HP's Dirtiest Trick Yet - With Laser Printers
Someone sent me an email asking me if HP was playing dirty tricks with their laser printers. He had a new HP color laser - only four months old -which was working fine. Then a cartridge needed to replaced. He bought a compatible. The output was terrible. It looked like the paper wasn't going through the printer at the right speed. Some lines were too close together and others spread too far apart. He bought another compatible from a different company. Same problem. He bought a genuine HP. Problem solved.
From his perspective (and mine) it seems that the printer is programmed to produce terrible output if a compatible cartridge is used. I can't see how a compatible - even if it was defective - would affect the speed by which pages went through the printer. And to have two different ones from different manufacturers do the same thing appears to be more than coincidence. Once again, I urge everyone to avoid products by this deceptive company. I hope they lose the class action lawsuit.
excerpt from a Bloomberg article on HP
The HP 63 Tri-color ink cartridge retails for $28.99 at Staples. Stuffed with foam sponges drenched in a fraction of an ounce of cyan, magenta, and yellow dyes, that ink, which needs a refill every 165 pages, is ridiculously valuable. The solvents and pigments HP scientists concocted were so overpriced that the company could afford to sell its hardware at steep losses and make it up in ink and toner sales. The 1,000-liter vats of ink at HP’s manufacturing hubs might as well have been filled with Dom Pérignon.
Far from the grand vision of the HP Way, the executive team spent a significant portion of its research and development budget on ways to make its printers less compatible with other companies’ cartridges. An HP spokesperson says the company doesn’t prevent the use of refilled cartridges that have a genuine HP chip. (Not true. HP sued companies which were refilling their cartridges but lost. Now that they have put expiration dates on the chips, refilling a cartridge is pointless.)

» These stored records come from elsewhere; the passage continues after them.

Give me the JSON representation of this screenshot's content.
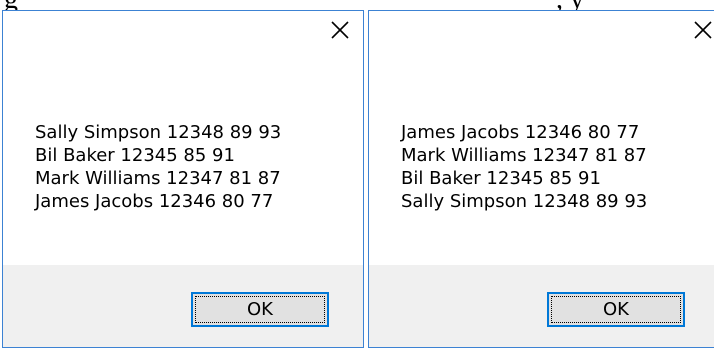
{
  "background_text": {
    "left": "g",
    "right": ", y"
  },
  "dialogs": [
    {
      "lines": [
        "Sally Simpson 12348 89 93",
        "Bil Baker 12345 85 91",
        "Mark Williams 12347 81 87",
        "James Jacobs 12346 80 77"
      ],
      "ok_label": "OK",
      "close_icon": "close-icon"
    },
    {
      "lines": [
        "James Jacobs 12346 80 77",
        "Mark Williams 12347 81 87",
        "Bil Baker 12345 85 91",
        "Sally Simpson 12348 89 93"
      ],
      "ok_label": "OK",
      "close_icon": "close-icon"
    }
  ],
  "colors": {
    "dialog_border": "#3c82d3",
    "footer_bg": "#f0f0f0",
    "button_bg": "#e1e1e1",
    "button_border": "#0078d7"
  }
}
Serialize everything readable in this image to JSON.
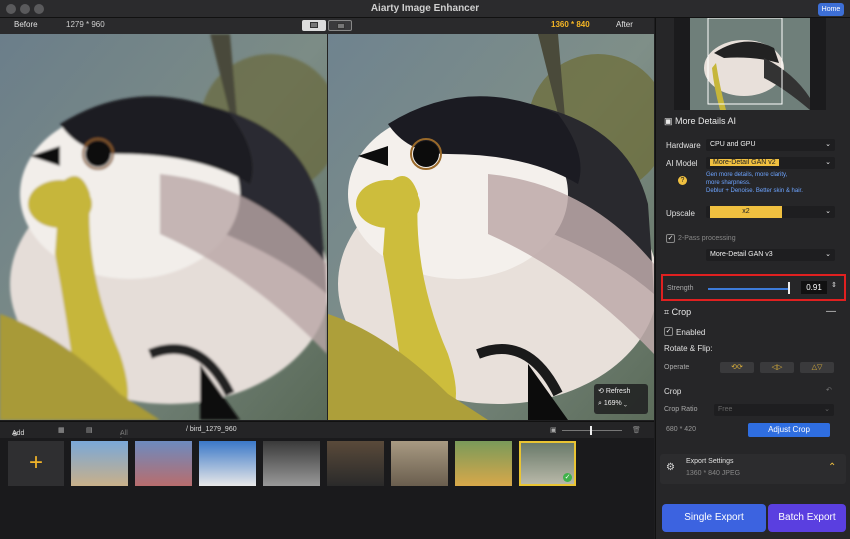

In February 2019, HP projected its first decline in quarterly printer supplies revenue in years. This wasn’t some isolated issue. A critical mass of fed-up customers finally seemed to be sick enough of HP’s high cartridge prices to try generic ink resellers or, in some cases, counterfeiters.